Copy each line below word for word and drop every image.

Stored items from a collection
═══

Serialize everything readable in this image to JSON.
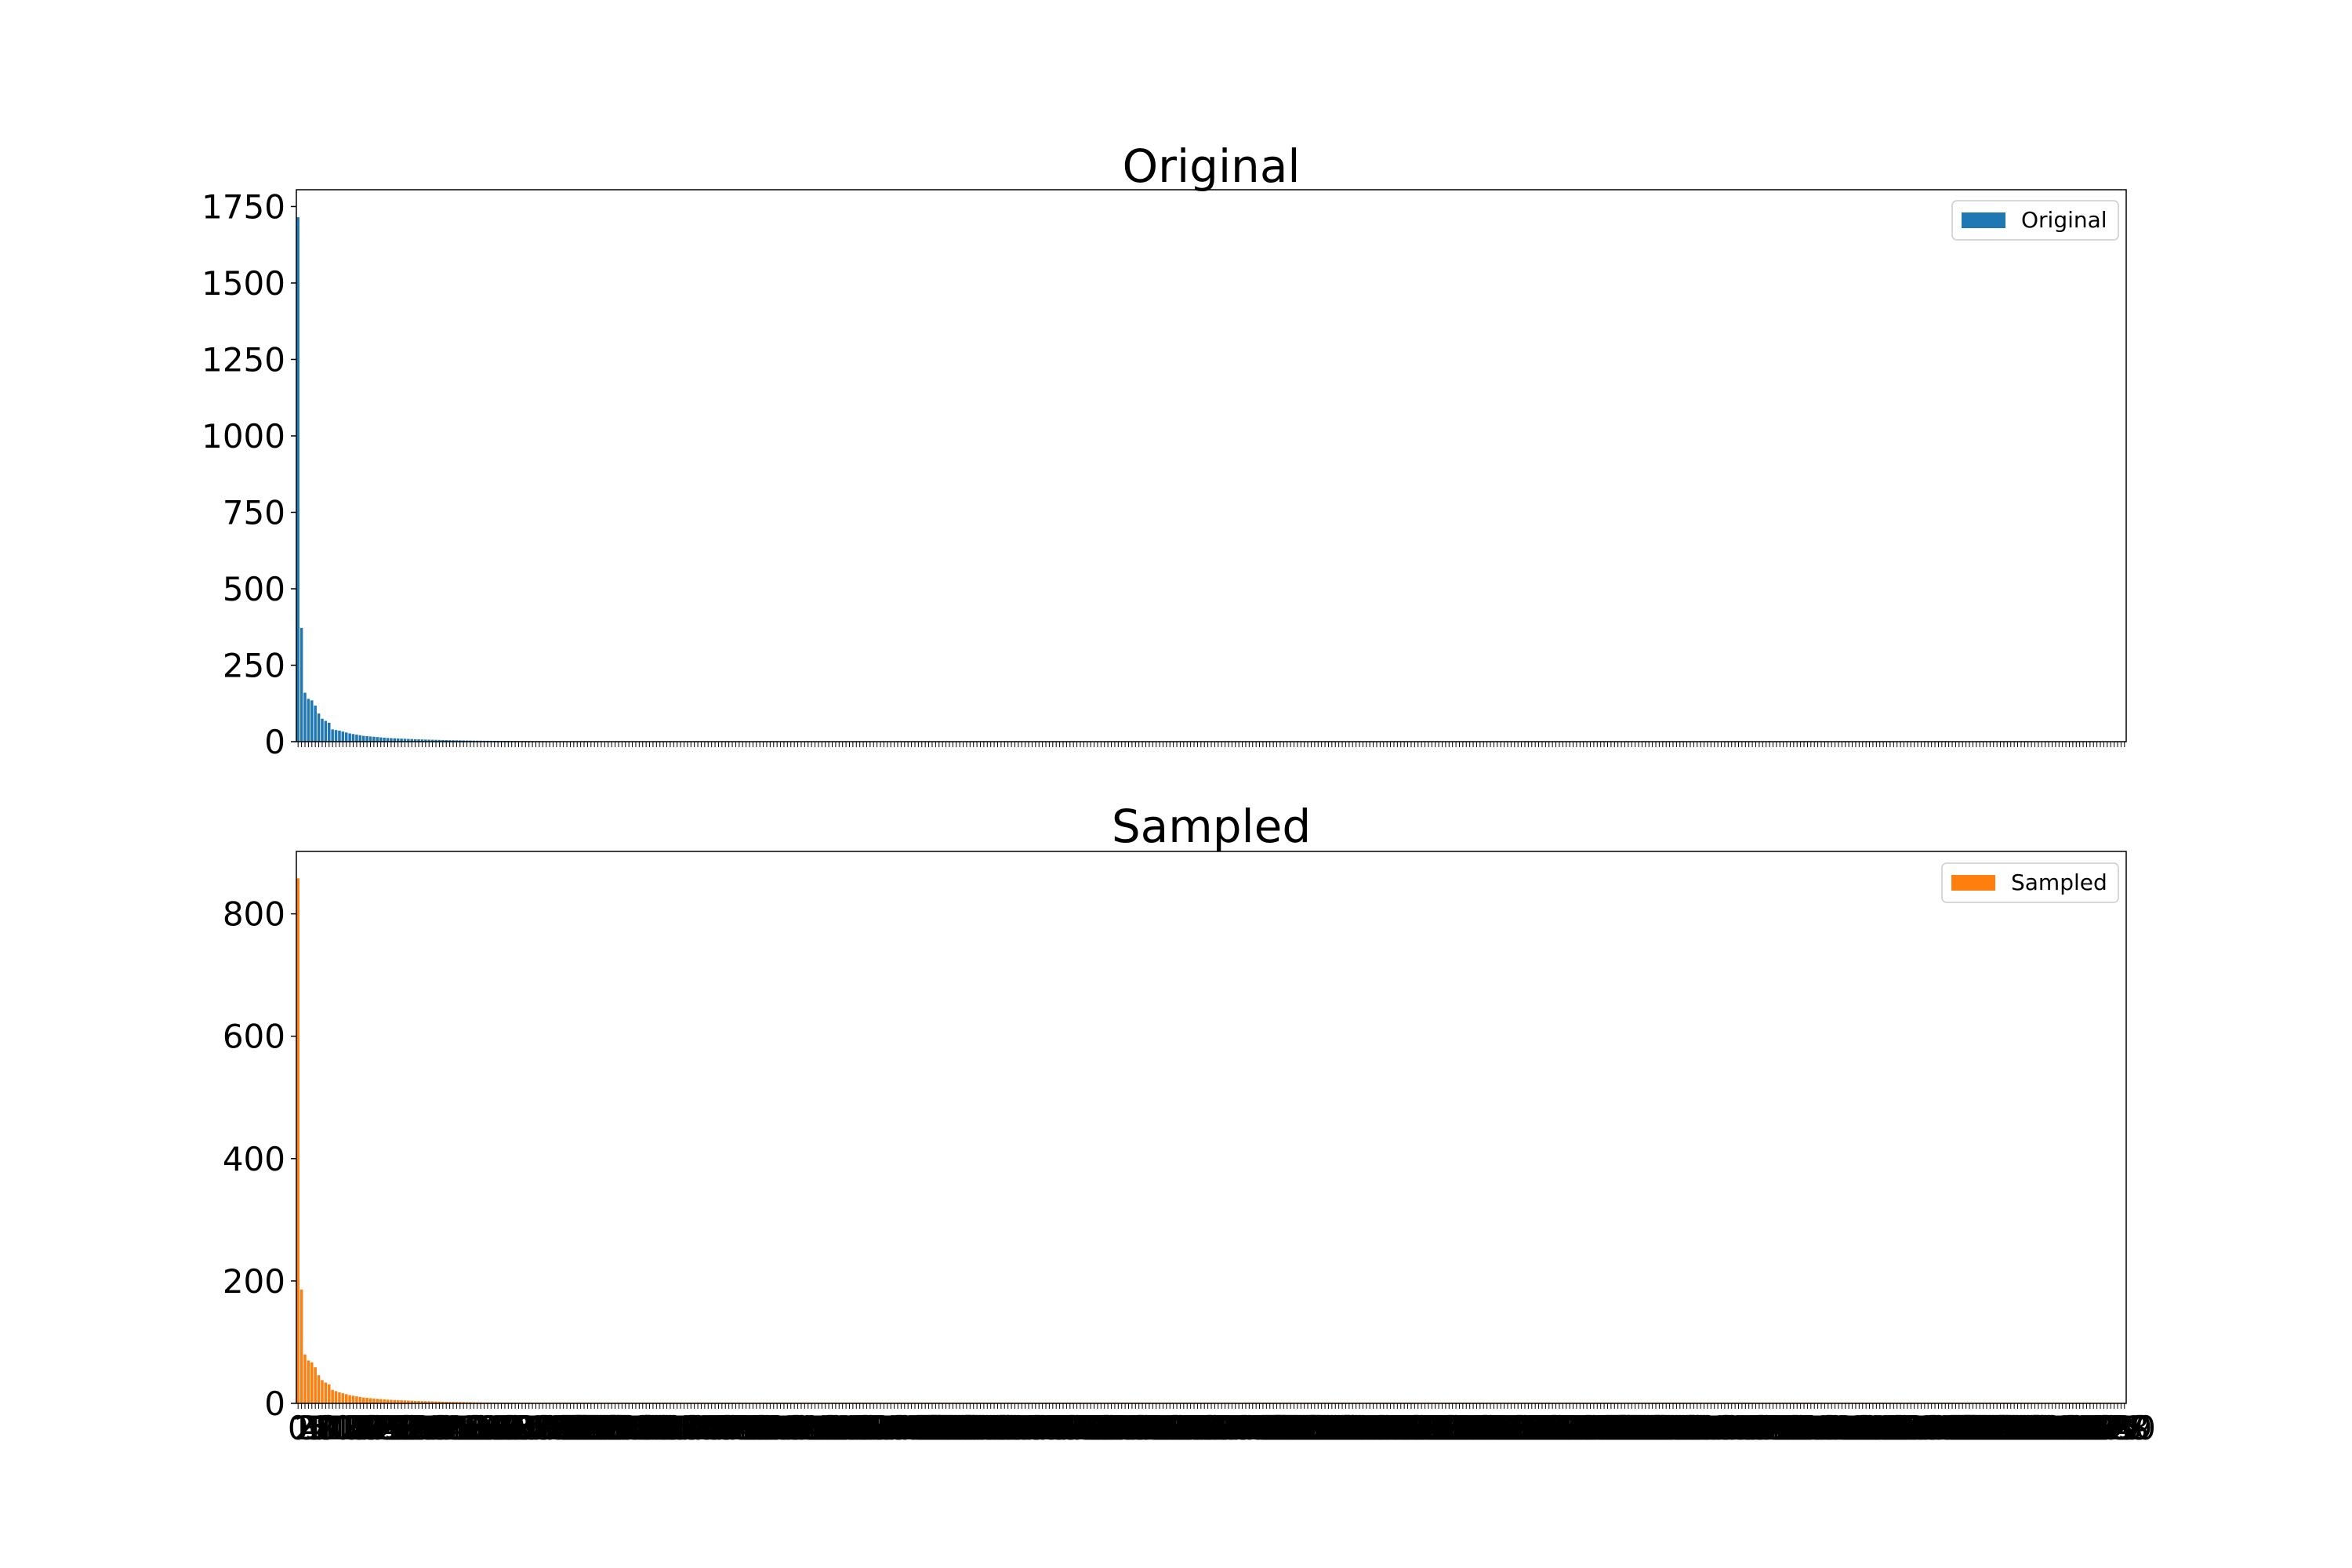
{
  "chart_data": [
    {
      "type": "bar",
      "title": "Original",
      "xlabel": "",
      "ylabel": "",
      "ylim": [
        0,
        1805
      ],
      "yticks": [
        0,
        250,
        500,
        750,
        1000,
        1250,
        1500,
        1750
      ],
      "x": "integer indices 0 to 530, one bar per index",
      "series": [
        {
          "name": "Original",
          "color": "#1f77b4",
          "values": [
            1715,
            372,
            160,
            140,
            135,
            118,
            92,
            75,
            68,
            62,
            40,
            38,
            36,
            33,
            30,
            27,
            25,
            23,
            21,
            19,
            18,
            17,
            16,
            15,
            14,
            13,
            12,
            11.5,
            11,
            10.5,
            10,
            9.5,
            9,
            8.5,
            8,
            7.6,
            7.2,
            6.9,
            6.6,
            6.3,
            6,
            5.7,
            5.4,
            5.1,
            4.8,
            4.6,
            4.4,
            4.2,
            4,
            3.8,
            3.6,
            3.4,
            3.2,
            3.1,
            3,
            2.9,
            2.8,
            2.7,
            2.6,
            2.5,
            2.4,
            2.3,
            2.2,
            2.1,
            2,
            2,
            1.9,
            1.9,
            1.8,
            1.8,
            1.7,
            1.7,
            1.6,
            1.6,
            1.5,
            1.5,
            1.4,
            1.4,
            1.3,
            1.3,
            1.2,
            1.2,
            1.1,
            1.1,
            1,
            1,
            1,
            1,
            1,
            1,
            1,
            1,
            1,
            1,
            1,
            1,
            1,
            1,
            1,
            1
          ],
          "remaining_values": "approximately 1 or less for indices 100 to 530"
        }
      ],
      "legend": {
        "placement": "upper right",
        "entries": [
          "Original"
        ]
      },
      "grid": false
    },
    {
      "type": "bar",
      "title": "Sampled",
      "xlabel": "",
      "ylabel": "",
      "ylim": [
        0,
        902
      ],
      "yticks": [
        0,
        200,
        400,
        600,
        800
      ],
      "x": "integer indices 0 to 530, one bar per index, dense overlapping tick labels",
      "series": [
        {
          "name": "Sampled",
          "color": "#ff7f0e",
          "values": [
            858,
            186,
            80,
            70,
            67,
            59,
            46,
            38,
            34,
            31,
            22,
            20,
            18,
            16.5,
            15,
            13.5,
            12.5,
            11.5,
            10.5,
            9.5,
            9,
            8.5,
            8,
            7.5,
            7,
            6.5,
            6,
            5.8,
            5.5,
            5.3,
            5,
            4.8,
            4.5,
            4.3,
            4,
            3.8,
            3.6,
            3.5,
            3.3,
            3.2,
            3,
            2.9,
            2.7,
            2.6,
            2.4,
            2.3,
            2.2,
            2.1,
            2,
            1.9,
            1.8,
            1.7,
            1.6,
            1.6,
            1.5,
            1.5,
            1.4,
            1.4,
            1.3,
            1.3,
            1.2,
            1.2,
            1.1,
            1.1,
            1,
            1,
            1,
            1,
            1,
            1,
            1,
            1,
            1,
            1,
            1,
            1,
            1,
            1,
            1,
            1,
            1,
            1,
            1,
            1,
            1,
            1,
            1,
            1,
            1,
            1,
            1,
            1,
            1,
            1,
            1,
            1,
            1,
            1,
            1,
            1
          ],
          "remaining_values": "approximately 1 or less for indices 100 to 530"
        }
      ],
      "legend": {
        "placement": "upper right",
        "entries": [
          "Sampled"
        ]
      },
      "grid": false
    }
  ]
}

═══

ANSWER TO THE PROBLEM:
Serialize everything readable in this image to JSON.
{
  "chart_data": [
    {
      "type": "bar",
      "title": "Original",
      "xlabel": "",
      "ylabel": "",
      "ylim": [
        0,
        1805
      ],
      "yticks": [
        0,
        250,
        500,
        750,
        1000,
        1250,
        1500,
        1750
      ],
      "x": "integer indices 0 to 530, one bar per index",
      "series": [
        {
          "name": "Original",
          "color": "#1f77b4",
          "values": [
            1715,
            372,
            160,
            140,
            135,
            118,
            92,
            75,
            68,
            62,
            40,
            38,
            36,
            33,
            30,
            27,
            25,
            23,
            21,
            19,
            18,
            17,
            16,
            15,
            14,
            13,
            12,
            11.5,
            11,
            10.5,
            10,
            9.5,
            9,
            8.5,
            8,
            7.6,
            7.2,
            6.9,
            6.6,
            6.3,
            6,
            5.7,
            5.4,
            5.1,
            4.8,
            4.6,
            4.4,
            4.2,
            4,
            3.8,
            3.6,
            3.4,
            3.2,
            3.1,
            3,
            2.9,
            2.8,
            2.7,
            2.6,
            2.5,
            2.4,
            2.3,
            2.2,
            2.1,
            2,
            2,
            1.9,
            1.9,
            1.8,
            1.8,
            1.7,
            1.7,
            1.6,
            1.6,
            1.5,
            1.5,
            1.4,
            1.4,
            1.3,
            1.3,
            1.2,
            1.2,
            1.1,
            1.1,
            1,
            1,
            1,
            1,
            1,
            1,
            1,
            1,
            1,
            1,
            1,
            1,
            1,
            1,
            1,
            1
          ],
          "remaining_values": "approximately 1 or less for indices 100 to 530"
        }
      ],
      "legend": {
        "placement": "upper right",
        "entries": [
          "Original"
        ]
      },
      "grid": false
    },
    {
      "type": "bar",
      "title": "Sampled",
      "xlabel": "",
      "ylabel": "",
      "ylim": [
        0,
        902
      ],
      "yticks": [
        0,
        200,
        400,
        600,
        800
      ],
      "x": "integer indices 0 to 530, one bar per index, dense overlapping tick labels",
      "series": [
        {
          "name": "Sampled",
          "color": "#ff7f0e",
          "values": [
            858,
            186,
            80,
            70,
            67,
            59,
            46,
            38,
            34,
            31,
            22,
            20,
            18,
            16.5,
            15,
            13.5,
            12.5,
            11.5,
            10.5,
            9.5,
            9,
            8.5,
            8,
            7.5,
            7,
            6.5,
            6,
            5.8,
            5.5,
            5.3,
            5,
            4.8,
            4.5,
            4.3,
            4,
            3.8,
            3.6,
            3.5,
            3.3,
            3.2,
            3,
            2.9,
            2.7,
            2.6,
            2.4,
            2.3,
            2.2,
            2.1,
            2,
            1.9,
            1.8,
            1.7,
            1.6,
            1.6,
            1.5,
            1.5,
            1.4,
            1.4,
            1.3,
            1.3,
            1.2,
            1.2,
            1.1,
            1.1,
            1,
            1,
            1,
            1,
            1,
            1,
            1,
            1,
            1,
            1,
            1,
            1,
            1,
            1,
            1,
            1,
            1,
            1,
            1,
            1,
            1,
            1,
            1,
            1,
            1,
            1,
            1,
            1,
            1,
            1,
            1,
            1,
            1,
            1,
            1,
            1
          ],
          "remaining_values": "approximately 1 or less for indices 100 to 530"
        }
      ],
      "legend": {
        "placement": "upper right",
        "entries": [
          "Sampled"
        ]
      },
      "grid": false
    }
  ]
}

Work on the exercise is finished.